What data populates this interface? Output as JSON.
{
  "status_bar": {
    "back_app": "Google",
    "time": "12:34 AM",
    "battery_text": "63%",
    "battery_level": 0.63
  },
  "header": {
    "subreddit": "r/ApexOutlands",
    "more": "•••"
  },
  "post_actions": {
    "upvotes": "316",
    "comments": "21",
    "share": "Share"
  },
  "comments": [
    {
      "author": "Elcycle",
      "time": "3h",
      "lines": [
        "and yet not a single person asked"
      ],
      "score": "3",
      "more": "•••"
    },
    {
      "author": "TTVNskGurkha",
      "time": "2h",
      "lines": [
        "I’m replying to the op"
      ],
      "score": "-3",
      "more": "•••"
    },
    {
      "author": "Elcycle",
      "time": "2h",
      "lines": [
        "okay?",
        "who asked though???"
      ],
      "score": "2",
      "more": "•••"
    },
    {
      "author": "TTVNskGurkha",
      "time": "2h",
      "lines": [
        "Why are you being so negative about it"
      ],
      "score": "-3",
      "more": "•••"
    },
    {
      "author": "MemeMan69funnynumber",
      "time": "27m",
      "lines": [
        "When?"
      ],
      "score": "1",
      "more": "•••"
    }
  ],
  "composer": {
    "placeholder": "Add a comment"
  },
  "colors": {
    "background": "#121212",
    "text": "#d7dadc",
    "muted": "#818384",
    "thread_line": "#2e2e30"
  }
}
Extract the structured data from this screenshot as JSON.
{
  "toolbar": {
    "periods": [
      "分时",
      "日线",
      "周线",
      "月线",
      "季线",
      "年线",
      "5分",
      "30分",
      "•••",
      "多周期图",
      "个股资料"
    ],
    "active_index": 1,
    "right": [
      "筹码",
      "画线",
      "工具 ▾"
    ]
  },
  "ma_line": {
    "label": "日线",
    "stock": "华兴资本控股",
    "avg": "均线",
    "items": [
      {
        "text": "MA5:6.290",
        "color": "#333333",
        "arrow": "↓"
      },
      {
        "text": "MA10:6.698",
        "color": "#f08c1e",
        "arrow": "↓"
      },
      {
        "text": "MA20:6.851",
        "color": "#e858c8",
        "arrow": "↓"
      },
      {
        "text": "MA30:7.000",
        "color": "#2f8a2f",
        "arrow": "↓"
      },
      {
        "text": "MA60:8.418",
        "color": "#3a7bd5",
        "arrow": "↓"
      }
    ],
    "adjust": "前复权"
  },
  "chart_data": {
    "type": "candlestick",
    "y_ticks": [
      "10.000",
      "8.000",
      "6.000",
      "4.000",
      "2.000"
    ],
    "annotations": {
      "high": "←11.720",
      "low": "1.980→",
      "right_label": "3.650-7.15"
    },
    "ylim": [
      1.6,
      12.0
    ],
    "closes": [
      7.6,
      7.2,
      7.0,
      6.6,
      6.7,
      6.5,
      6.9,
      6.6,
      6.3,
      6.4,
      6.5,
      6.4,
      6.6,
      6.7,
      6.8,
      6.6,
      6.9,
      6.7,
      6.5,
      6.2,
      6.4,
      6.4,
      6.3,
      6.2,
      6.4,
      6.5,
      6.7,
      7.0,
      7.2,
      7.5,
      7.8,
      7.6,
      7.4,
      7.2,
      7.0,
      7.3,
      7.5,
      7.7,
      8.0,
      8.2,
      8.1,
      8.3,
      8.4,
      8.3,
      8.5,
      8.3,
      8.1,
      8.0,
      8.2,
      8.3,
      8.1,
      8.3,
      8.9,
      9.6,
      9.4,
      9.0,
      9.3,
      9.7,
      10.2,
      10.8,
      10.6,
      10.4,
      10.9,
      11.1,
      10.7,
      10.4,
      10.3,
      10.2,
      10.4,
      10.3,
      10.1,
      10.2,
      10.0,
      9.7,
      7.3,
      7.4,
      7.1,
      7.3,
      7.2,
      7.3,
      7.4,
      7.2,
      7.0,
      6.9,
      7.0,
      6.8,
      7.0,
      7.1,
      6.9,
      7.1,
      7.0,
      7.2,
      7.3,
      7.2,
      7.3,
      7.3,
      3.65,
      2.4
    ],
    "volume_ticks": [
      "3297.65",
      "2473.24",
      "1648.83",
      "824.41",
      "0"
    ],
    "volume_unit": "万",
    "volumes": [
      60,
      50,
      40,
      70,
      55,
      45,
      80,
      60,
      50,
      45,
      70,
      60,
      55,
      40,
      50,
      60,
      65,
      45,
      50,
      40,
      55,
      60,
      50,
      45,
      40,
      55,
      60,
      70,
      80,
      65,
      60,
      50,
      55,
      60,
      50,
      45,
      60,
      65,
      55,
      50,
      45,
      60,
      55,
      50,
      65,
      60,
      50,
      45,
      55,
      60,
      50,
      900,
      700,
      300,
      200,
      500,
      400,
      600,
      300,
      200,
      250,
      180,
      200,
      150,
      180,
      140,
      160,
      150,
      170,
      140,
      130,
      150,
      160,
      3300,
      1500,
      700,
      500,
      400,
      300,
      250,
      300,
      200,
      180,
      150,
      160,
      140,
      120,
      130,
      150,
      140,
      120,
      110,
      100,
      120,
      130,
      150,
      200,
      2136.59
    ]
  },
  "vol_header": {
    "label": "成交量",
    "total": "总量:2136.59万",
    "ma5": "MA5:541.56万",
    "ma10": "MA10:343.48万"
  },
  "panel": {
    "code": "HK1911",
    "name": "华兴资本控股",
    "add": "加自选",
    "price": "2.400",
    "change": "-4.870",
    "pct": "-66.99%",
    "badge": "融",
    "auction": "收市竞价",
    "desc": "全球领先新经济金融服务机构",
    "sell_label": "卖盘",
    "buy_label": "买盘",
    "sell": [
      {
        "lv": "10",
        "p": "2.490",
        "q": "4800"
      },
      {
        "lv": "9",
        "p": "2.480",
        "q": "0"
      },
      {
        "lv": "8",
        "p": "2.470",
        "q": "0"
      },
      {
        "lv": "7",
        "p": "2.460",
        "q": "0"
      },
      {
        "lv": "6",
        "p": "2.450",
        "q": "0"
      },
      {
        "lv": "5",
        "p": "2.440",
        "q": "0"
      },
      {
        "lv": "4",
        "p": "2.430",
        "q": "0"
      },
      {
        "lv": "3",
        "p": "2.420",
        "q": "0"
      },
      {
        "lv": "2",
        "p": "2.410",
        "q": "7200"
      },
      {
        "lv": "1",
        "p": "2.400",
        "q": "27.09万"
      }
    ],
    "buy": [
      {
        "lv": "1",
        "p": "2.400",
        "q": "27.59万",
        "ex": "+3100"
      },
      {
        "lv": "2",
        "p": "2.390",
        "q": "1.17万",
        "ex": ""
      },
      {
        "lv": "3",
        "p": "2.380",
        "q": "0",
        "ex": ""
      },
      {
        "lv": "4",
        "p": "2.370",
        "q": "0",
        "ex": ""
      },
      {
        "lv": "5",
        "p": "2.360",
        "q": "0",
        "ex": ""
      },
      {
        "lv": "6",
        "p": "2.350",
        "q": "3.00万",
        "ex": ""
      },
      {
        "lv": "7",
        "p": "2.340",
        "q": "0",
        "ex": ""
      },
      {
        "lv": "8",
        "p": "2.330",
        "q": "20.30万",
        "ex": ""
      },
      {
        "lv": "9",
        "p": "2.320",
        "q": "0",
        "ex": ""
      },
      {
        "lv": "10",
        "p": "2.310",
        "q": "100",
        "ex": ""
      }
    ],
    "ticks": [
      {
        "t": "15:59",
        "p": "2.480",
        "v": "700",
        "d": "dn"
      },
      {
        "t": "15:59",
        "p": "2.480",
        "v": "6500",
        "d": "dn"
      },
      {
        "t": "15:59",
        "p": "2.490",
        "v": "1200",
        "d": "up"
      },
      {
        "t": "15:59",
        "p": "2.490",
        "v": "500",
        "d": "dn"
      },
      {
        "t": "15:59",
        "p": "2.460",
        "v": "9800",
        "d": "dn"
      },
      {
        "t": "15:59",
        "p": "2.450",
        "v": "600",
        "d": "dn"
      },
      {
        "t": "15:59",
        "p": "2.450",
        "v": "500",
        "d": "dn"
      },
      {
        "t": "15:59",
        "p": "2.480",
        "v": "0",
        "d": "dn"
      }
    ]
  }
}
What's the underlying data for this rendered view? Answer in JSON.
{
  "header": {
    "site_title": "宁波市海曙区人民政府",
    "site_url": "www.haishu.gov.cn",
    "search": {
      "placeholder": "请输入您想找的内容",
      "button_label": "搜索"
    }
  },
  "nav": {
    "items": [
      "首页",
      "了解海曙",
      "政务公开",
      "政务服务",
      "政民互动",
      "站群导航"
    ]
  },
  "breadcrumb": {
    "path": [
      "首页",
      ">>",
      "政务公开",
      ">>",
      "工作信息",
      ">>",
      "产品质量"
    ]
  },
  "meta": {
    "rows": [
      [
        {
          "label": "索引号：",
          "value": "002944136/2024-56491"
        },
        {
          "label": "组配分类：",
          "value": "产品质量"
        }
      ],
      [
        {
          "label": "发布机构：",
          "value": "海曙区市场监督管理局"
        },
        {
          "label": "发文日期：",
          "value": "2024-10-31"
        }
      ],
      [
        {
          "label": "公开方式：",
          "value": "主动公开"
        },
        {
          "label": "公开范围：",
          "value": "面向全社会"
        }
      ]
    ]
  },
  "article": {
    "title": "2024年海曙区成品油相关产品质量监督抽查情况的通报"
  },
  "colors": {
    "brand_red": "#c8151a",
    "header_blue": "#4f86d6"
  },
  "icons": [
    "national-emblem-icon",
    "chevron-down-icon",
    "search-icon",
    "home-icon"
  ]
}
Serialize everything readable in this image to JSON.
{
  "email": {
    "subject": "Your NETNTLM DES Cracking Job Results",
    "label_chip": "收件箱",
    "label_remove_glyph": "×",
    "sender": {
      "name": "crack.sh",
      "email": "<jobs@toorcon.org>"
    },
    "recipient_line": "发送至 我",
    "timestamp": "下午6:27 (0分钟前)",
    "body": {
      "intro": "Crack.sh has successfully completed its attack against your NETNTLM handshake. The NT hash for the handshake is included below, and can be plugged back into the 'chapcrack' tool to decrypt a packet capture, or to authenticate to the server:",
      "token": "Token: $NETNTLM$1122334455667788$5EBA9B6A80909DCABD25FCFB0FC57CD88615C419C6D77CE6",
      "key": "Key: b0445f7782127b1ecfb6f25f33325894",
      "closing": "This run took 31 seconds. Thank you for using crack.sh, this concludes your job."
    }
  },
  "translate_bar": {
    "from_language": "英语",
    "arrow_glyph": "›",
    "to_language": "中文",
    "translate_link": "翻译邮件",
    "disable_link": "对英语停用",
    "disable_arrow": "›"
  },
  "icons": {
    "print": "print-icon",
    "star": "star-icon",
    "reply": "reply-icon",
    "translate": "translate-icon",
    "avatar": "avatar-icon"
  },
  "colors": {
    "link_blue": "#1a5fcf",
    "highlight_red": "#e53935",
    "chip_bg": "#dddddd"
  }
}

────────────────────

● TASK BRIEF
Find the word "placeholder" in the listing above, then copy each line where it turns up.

● EXERCISE SOLUTION
    "placeholder": "Add a comment"
      "placeholder": "请输入您想找的内容",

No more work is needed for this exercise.